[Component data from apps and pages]
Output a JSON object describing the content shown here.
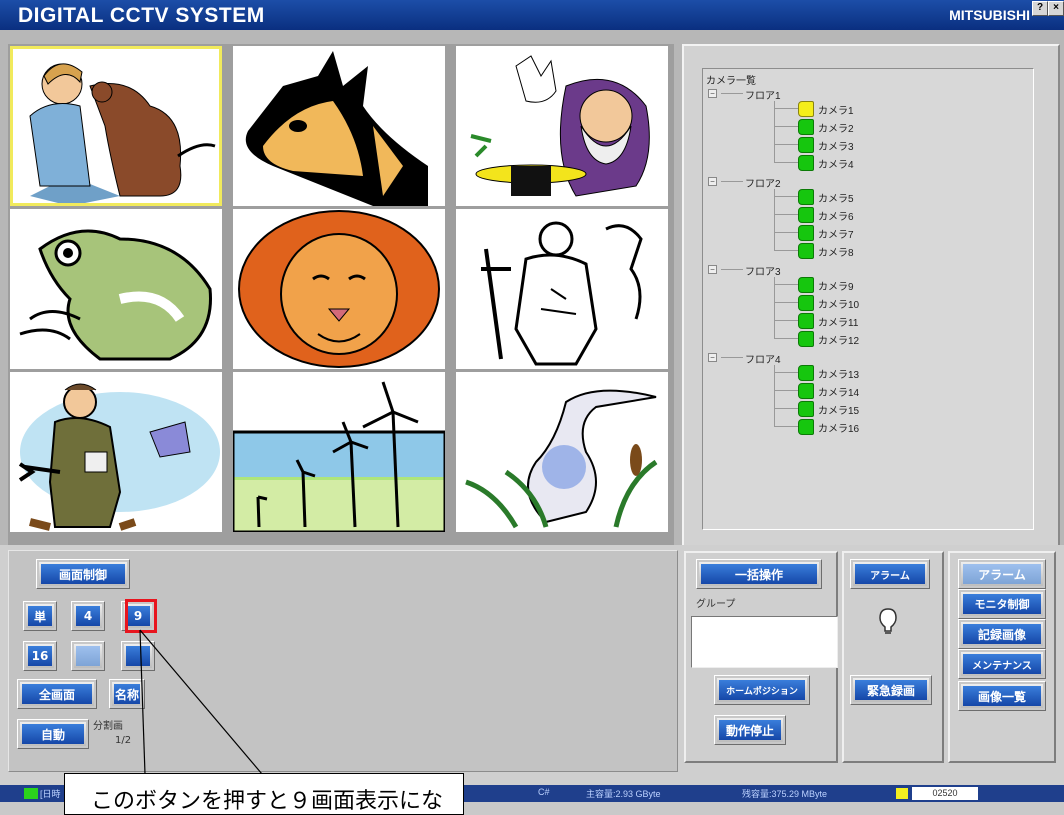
{
  "window": {
    "title": "DIGITAL CCTV SYSTEM",
    "brand": "MITSUBISHI",
    "help_button": "?",
    "close_button": "×"
  },
  "camera_grid": {
    "cells": [
      {
        "subject": "person-with-dog",
        "selected": true
      },
      {
        "subject": "horse-head",
        "selected": false
      },
      {
        "subject": "magician",
        "selected": false
      },
      {
        "subject": "frog",
        "selected": false
      },
      {
        "subject": "lion",
        "selected": false
      },
      {
        "subject": "hiker",
        "selected": false
      },
      {
        "subject": "mechanic",
        "selected": false
      },
      {
        "subject": "wind-turbines",
        "selected": false
      },
      {
        "subject": "heron",
        "selected": false
      }
    ]
  },
  "camera_tree": {
    "root_label": "カメラ一覧",
    "floors": [
      {
        "label": "フロア1",
        "cameras": [
          {
            "label": "カメラ1",
            "status": "yellow"
          },
          {
            "label": "カメラ2",
            "status": "green"
          },
          {
            "label": "カメラ3",
            "status": "green"
          },
          {
            "label": "カメラ4",
            "status": "green"
          }
        ]
      },
      {
        "label": "フロア2",
        "cameras": [
          {
            "label": "カメラ5",
            "status": "green"
          },
          {
            "label": "カメラ6",
            "status": "green"
          },
          {
            "label": "カメラ7",
            "status": "green"
          },
          {
            "label": "カメラ8",
            "status": "green"
          }
        ]
      },
      {
        "label": "フロア3",
        "cameras": [
          {
            "label": "カメラ9",
            "status": "green"
          },
          {
            "label": "カメラ10",
            "status": "green"
          },
          {
            "label": "カメラ11",
            "status": "green"
          },
          {
            "label": "カメラ12",
            "status": "green"
          }
        ]
      },
      {
        "label": "フロア4",
        "cameras": [
          {
            "label": "カメラ13",
            "status": "green"
          },
          {
            "label": "カメラ14",
            "status": "green"
          },
          {
            "label": "カメラ15",
            "status": "green"
          },
          {
            "label": "カメラ16",
            "status": "green"
          }
        ]
      }
    ]
  },
  "screen_control": {
    "title_button": "画面制御",
    "single": "単",
    "quad": "4",
    "nine": "9",
    "sixteen": "16",
    "disabled_mid": "",
    "split_right": "",
    "fullscreen": "全画面",
    "name": "名称",
    "auto": "自動",
    "split_label": "分割画",
    "page": "1/2"
  },
  "batch": {
    "header_button": "一括操作",
    "group_label": "グループ",
    "home_position": "ホームポジション",
    "stop_operation": "動作停止"
  },
  "alarm_panel": {
    "alarm_button": "アラーム",
    "emergency_record": "緊急録画"
  },
  "menu": {
    "alarm": "アラーム",
    "monitor_control": "モニタ制御",
    "recorded_images": "記録画像",
    "maintenance": "メンテナンス",
    "image_list": "画像一覧"
  },
  "status_bar": {
    "left_text": "[日時",
    "mid_left": "C#",
    "capacity_main": "主容量:2.93 GByte",
    "capacity_rest": "残容量:375.29 MByte",
    "counter": "02520"
  },
  "callout": {
    "text": "このボタンを押すと９画面表示にな"
  },
  "colors": {
    "title_bg": "#0a2f80",
    "camera_ok": "#16c60e",
    "camera_selected": "#f5ee1a",
    "highlight": "#e8151e",
    "button_blue": "#1547a8"
  }
}
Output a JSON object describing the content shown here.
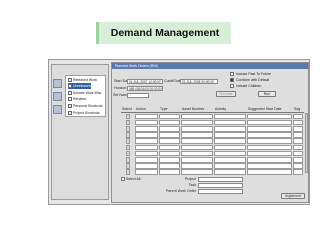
{
  "slide": {
    "title": "Demand Management"
  },
  "navigator": {
    "tree": [
      {
        "label": "Released Work"
      },
      {
        "label": "Unreleased",
        "selected": true
      },
      {
        "label": "Actuals Work Wav"
      },
      {
        "label": "Rebates"
      },
      {
        "label": "Personal Shortcuts"
      },
      {
        "label": "Project Shortcuts"
      }
    ]
  },
  "planned_work_orders": {
    "title": "Planned Work Orders (RNI)",
    "start_date_label": "Start Date",
    "start_date_value": "01-JUL-2007 12:00:00",
    "cutoff_date_label": "Cutoff Date",
    "cutoff_date_value": "01-JUL-2008 00:00:00",
    "horizon_label": "Horizon",
    "horizon_value": "365 (08/01/00 00:00 00:01)",
    "set_name_label": "Set Name",
    "include_past_label": "Include Past To Future",
    "combine_default_label": "Combine with Default",
    "include_children_label": "Include Children",
    "simulate_button": "Simulate",
    "run_button": "Run",
    "columns": [
      "Select",
      "Action",
      "Type",
      "Asset Number",
      "Activity",
      "Suggested Start Date",
      "Sug"
    ],
    "row_count": 10,
    "select_all_label": "Select All",
    "project_label": "Project",
    "task_label": "Task",
    "parent_work_order_label": "Parent Work Order",
    "implement_button": "Implement"
  }
}
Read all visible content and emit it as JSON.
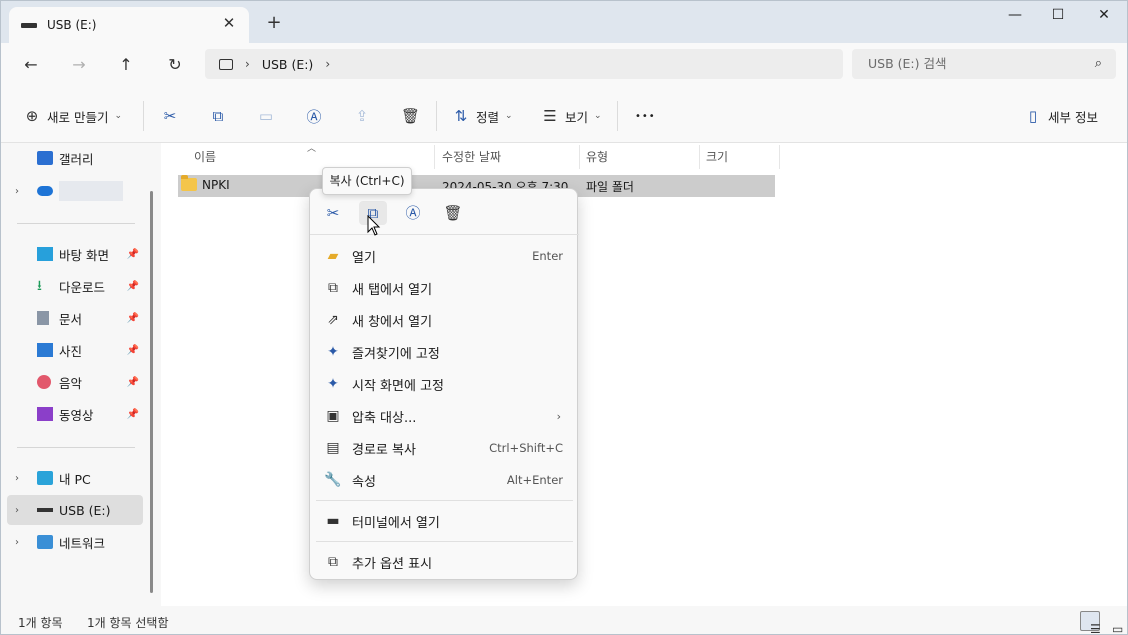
{
  "titlebar": {
    "tab_title": "USB (E:)",
    "tab_close": "✕",
    "new_tab": "+",
    "minimize": "—",
    "maximize": "☐",
    "close": "✕"
  },
  "navbar": {
    "back": "←",
    "forward": "→",
    "up": "↑",
    "refresh": "↻",
    "breadcrumb": [
      "USB (E:)"
    ],
    "search_placeholder": "USB (E:) 검색"
  },
  "toolbar": {
    "new_label": "새로 만들기",
    "sort_label": "정렬",
    "view_label": "보기",
    "more_label": "•••",
    "details_label": "세부 정보"
  },
  "sidebar": {
    "top_items": [
      {
        "label": "갤러리",
        "icon": "gallery-icon"
      },
      {
        "label": "",
        "icon": "onedrive-icon"
      }
    ],
    "quick_items": [
      {
        "label": "바탕 화면",
        "icon": "desktop-icon"
      },
      {
        "label": "다운로드",
        "icon": "download-icon"
      },
      {
        "label": "문서",
        "icon": "document-icon"
      },
      {
        "label": "사진",
        "icon": "pictures-icon"
      },
      {
        "label": "음악",
        "icon": "music-icon"
      },
      {
        "label": "동영상",
        "icon": "video-icon"
      }
    ],
    "drive_items": [
      {
        "label": "내 PC",
        "icon": "pc-icon"
      },
      {
        "label": "USB (E:)",
        "icon": "usb-drive-icon"
      },
      {
        "label": "네트워크",
        "icon": "network-icon"
      }
    ]
  },
  "file_list": {
    "columns": [
      "이름",
      "수정한 날짜",
      "유형",
      "크기"
    ],
    "rows": [
      {
        "name": "NPKI",
        "modified": "2024-05-30 오후 7:30",
        "type": "파일 폴더",
        "size": ""
      }
    ]
  },
  "tooltip": "복사 (Ctrl+C)",
  "context_menu": {
    "items": [
      {
        "label": "열기",
        "shortcut": "Enter",
        "icon": "folder-open-icon"
      },
      {
        "label": "새 탭에서 열기",
        "shortcut": "",
        "icon": "new-tab-icon"
      },
      {
        "label": "새 창에서 열기",
        "shortcut": "",
        "icon": "new-window-icon"
      },
      {
        "label": "즐겨찾기에 고정",
        "shortcut": "",
        "icon": "pin-icon"
      },
      {
        "label": "시작 화면에 고정",
        "shortcut": "",
        "icon": "pin-start-icon"
      },
      {
        "label": "압축 대상...",
        "shortcut": "›",
        "icon": "zip-icon"
      },
      {
        "label": "경로로 복사",
        "shortcut": "Ctrl+Shift+C",
        "icon": "copy-path-icon"
      },
      {
        "label": "속성",
        "shortcut": "Alt+Enter",
        "icon": "wrench-icon"
      },
      {
        "label": "터미널에서 열기",
        "shortcut": "",
        "icon": "terminal-icon"
      },
      {
        "label": "추가 옵션 표시",
        "shortcut": "",
        "icon": "more-options-icon"
      }
    ]
  },
  "status": {
    "item_count": "1개 항목",
    "selected": "1개 항목 선택함"
  }
}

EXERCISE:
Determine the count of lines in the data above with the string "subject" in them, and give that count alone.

ANSWER SPACE:
9